### About this task:
Using the data below, return every line that holds the word "What".

────────

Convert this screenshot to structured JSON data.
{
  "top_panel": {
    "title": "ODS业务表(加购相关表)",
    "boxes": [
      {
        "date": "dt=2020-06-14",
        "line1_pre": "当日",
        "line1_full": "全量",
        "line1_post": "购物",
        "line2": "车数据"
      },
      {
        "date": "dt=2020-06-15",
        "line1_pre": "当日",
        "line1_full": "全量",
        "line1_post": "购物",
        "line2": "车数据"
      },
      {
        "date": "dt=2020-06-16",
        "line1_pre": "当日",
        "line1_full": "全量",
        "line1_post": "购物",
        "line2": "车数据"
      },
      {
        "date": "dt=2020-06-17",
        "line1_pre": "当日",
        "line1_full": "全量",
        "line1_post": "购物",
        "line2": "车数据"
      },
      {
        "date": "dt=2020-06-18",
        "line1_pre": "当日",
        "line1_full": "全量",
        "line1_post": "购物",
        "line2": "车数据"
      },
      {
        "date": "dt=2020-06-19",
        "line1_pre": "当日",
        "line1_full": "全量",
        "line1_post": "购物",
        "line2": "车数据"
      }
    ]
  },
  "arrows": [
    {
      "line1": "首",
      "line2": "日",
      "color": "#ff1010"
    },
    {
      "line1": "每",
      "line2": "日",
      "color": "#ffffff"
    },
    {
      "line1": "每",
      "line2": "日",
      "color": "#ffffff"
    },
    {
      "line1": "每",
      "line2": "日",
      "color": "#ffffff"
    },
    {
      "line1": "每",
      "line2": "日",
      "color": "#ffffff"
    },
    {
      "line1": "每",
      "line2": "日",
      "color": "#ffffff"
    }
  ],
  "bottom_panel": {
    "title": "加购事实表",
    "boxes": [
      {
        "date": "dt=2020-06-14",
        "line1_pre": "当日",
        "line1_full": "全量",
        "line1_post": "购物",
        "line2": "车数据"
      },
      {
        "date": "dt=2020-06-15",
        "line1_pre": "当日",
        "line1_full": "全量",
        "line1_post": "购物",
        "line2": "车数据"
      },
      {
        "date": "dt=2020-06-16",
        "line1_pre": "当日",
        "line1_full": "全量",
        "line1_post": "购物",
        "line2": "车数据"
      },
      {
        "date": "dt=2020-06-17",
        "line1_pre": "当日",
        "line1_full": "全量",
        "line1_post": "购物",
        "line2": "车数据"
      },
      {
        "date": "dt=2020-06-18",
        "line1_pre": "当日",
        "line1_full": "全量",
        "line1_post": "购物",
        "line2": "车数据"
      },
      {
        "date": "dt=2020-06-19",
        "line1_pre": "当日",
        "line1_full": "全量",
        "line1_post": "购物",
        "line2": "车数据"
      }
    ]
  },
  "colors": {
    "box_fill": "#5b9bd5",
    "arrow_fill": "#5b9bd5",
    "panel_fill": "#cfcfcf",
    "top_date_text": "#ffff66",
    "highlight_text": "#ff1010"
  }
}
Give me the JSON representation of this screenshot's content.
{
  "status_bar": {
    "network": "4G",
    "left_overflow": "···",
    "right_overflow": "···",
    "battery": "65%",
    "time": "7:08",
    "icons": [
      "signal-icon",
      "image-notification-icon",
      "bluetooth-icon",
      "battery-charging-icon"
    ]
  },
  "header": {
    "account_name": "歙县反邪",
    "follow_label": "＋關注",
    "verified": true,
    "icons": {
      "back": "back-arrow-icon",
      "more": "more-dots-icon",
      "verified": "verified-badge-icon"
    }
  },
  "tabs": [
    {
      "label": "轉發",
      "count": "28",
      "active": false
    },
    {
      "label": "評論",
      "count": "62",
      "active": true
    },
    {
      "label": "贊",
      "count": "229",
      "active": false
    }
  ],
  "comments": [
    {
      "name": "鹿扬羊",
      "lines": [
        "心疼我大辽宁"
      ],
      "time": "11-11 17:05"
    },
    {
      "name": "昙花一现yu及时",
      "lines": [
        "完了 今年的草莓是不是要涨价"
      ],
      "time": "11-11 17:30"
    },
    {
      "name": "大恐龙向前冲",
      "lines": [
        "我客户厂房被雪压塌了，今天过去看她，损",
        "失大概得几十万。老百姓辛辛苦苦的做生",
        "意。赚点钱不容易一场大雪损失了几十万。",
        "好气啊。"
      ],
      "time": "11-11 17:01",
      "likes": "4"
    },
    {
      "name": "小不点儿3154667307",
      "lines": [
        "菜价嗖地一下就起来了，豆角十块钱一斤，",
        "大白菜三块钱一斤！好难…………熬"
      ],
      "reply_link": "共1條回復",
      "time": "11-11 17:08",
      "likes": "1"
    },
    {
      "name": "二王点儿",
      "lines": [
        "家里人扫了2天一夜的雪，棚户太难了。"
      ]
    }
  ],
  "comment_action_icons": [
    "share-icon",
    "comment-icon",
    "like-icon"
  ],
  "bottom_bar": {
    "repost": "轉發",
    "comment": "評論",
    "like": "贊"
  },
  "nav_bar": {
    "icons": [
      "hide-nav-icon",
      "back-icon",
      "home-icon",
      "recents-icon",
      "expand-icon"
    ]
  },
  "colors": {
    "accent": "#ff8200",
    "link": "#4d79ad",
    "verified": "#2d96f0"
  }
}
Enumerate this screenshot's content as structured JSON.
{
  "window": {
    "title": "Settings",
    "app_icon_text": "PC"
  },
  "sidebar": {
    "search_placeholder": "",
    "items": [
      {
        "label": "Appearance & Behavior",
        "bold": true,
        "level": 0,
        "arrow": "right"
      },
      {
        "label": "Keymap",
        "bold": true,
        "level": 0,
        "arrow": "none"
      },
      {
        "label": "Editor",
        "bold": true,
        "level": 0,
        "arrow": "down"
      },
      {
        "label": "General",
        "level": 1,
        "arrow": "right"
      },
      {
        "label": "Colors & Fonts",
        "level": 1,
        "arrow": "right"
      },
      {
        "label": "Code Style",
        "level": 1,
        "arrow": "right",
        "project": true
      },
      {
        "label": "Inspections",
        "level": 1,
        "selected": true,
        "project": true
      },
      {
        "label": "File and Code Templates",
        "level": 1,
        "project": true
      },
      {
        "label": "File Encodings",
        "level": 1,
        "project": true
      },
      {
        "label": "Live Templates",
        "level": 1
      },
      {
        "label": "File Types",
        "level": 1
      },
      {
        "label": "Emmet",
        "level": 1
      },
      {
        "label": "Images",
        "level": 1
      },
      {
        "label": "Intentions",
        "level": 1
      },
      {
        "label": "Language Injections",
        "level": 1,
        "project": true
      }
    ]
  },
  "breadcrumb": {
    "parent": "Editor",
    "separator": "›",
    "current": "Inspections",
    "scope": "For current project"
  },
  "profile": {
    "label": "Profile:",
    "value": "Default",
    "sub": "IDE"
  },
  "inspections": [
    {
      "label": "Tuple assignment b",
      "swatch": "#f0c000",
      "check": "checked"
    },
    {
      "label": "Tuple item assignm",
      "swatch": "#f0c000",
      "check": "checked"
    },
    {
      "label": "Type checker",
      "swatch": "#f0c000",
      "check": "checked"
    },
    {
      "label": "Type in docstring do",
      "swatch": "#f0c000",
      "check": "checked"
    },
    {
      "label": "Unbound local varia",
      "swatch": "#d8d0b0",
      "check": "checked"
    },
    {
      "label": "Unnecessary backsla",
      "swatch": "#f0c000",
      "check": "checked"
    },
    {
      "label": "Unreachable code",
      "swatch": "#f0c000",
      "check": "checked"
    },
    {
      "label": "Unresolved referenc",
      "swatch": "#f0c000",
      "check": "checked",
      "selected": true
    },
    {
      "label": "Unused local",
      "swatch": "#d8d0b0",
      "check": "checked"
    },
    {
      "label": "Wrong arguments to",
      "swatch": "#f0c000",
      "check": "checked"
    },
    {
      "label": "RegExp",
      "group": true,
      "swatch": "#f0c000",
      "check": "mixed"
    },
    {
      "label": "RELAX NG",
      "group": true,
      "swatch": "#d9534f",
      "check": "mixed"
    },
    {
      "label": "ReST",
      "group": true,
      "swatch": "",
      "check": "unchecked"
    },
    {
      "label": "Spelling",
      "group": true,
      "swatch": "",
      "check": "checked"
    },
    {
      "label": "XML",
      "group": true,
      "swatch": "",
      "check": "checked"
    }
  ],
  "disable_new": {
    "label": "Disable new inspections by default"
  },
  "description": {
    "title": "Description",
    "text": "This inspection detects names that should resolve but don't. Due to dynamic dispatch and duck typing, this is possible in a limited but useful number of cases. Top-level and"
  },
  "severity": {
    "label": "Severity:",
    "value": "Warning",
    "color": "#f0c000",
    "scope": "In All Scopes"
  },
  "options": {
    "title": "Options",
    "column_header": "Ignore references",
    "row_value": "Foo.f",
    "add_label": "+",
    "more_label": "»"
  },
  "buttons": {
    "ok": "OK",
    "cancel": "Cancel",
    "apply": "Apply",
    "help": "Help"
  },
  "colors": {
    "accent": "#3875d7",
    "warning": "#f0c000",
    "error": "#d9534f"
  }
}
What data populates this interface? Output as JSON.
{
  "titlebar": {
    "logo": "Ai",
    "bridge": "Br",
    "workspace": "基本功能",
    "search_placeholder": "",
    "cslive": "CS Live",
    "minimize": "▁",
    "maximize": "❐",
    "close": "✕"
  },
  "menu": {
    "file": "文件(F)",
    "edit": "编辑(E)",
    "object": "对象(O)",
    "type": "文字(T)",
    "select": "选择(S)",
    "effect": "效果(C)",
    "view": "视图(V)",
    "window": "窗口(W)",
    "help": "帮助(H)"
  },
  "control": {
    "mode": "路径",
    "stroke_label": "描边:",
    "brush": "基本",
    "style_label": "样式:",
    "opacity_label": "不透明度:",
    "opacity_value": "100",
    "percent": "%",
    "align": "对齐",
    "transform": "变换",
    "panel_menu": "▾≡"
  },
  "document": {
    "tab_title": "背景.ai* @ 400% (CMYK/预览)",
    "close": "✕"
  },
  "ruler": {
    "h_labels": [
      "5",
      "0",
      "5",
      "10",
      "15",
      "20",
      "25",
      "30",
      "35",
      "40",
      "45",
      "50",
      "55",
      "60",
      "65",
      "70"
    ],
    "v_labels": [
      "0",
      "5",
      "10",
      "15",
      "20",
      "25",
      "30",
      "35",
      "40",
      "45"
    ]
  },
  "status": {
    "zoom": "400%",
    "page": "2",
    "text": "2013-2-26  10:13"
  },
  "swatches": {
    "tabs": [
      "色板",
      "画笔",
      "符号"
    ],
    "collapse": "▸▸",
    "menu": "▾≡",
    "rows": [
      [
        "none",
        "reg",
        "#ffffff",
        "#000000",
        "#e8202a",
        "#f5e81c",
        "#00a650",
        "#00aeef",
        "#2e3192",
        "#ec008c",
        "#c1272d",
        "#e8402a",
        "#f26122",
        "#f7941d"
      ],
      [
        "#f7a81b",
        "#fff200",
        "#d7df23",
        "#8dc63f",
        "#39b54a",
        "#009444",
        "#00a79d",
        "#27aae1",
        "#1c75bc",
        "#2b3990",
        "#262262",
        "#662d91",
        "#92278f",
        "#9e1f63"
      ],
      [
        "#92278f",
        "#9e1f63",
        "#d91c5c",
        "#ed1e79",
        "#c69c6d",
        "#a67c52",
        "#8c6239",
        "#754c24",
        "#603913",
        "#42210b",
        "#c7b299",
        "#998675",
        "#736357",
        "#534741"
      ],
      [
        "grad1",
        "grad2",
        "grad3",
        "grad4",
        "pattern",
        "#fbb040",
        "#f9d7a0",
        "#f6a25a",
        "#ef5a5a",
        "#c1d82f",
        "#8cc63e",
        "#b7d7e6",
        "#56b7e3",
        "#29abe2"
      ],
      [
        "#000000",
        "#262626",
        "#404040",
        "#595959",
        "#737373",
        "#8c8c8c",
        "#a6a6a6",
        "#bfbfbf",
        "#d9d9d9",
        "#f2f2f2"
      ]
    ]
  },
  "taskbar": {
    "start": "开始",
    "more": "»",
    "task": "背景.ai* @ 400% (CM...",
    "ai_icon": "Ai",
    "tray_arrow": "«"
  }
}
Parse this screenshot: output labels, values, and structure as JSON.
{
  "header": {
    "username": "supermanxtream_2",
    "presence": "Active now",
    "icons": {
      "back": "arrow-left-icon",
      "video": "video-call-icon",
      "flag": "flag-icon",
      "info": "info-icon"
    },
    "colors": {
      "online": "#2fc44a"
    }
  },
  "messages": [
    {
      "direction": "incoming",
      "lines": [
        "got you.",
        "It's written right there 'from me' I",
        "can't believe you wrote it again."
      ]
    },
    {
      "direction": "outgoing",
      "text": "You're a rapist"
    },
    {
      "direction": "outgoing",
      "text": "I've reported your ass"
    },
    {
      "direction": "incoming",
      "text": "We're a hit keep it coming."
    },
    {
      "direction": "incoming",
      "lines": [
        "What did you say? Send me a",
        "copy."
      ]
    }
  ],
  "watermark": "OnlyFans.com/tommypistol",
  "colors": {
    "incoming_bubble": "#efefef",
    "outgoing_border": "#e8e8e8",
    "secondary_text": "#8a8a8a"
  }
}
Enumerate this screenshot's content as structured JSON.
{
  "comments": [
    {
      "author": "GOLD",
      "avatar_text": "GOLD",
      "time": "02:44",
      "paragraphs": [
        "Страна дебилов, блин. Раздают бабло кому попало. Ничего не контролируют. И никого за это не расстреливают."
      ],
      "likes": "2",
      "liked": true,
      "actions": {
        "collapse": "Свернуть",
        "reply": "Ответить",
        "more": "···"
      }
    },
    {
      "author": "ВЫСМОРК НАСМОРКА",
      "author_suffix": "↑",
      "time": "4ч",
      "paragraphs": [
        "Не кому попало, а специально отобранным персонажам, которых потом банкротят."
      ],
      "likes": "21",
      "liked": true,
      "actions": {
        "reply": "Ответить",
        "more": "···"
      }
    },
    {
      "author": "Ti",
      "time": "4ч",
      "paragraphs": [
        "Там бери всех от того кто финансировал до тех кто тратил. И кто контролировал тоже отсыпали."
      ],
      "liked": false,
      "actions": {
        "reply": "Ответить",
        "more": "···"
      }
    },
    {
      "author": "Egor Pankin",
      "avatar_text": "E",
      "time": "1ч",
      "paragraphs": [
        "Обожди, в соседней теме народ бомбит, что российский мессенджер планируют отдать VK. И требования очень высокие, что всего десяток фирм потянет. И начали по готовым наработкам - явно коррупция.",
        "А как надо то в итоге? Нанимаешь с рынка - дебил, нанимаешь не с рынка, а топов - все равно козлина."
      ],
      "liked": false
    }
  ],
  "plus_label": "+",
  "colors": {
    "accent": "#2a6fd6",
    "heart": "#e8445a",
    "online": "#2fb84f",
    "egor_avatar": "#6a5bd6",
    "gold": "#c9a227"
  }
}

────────

### Response for this exercise:
What data populates this interface? Output as JSON.
        "What did you say? Send me a",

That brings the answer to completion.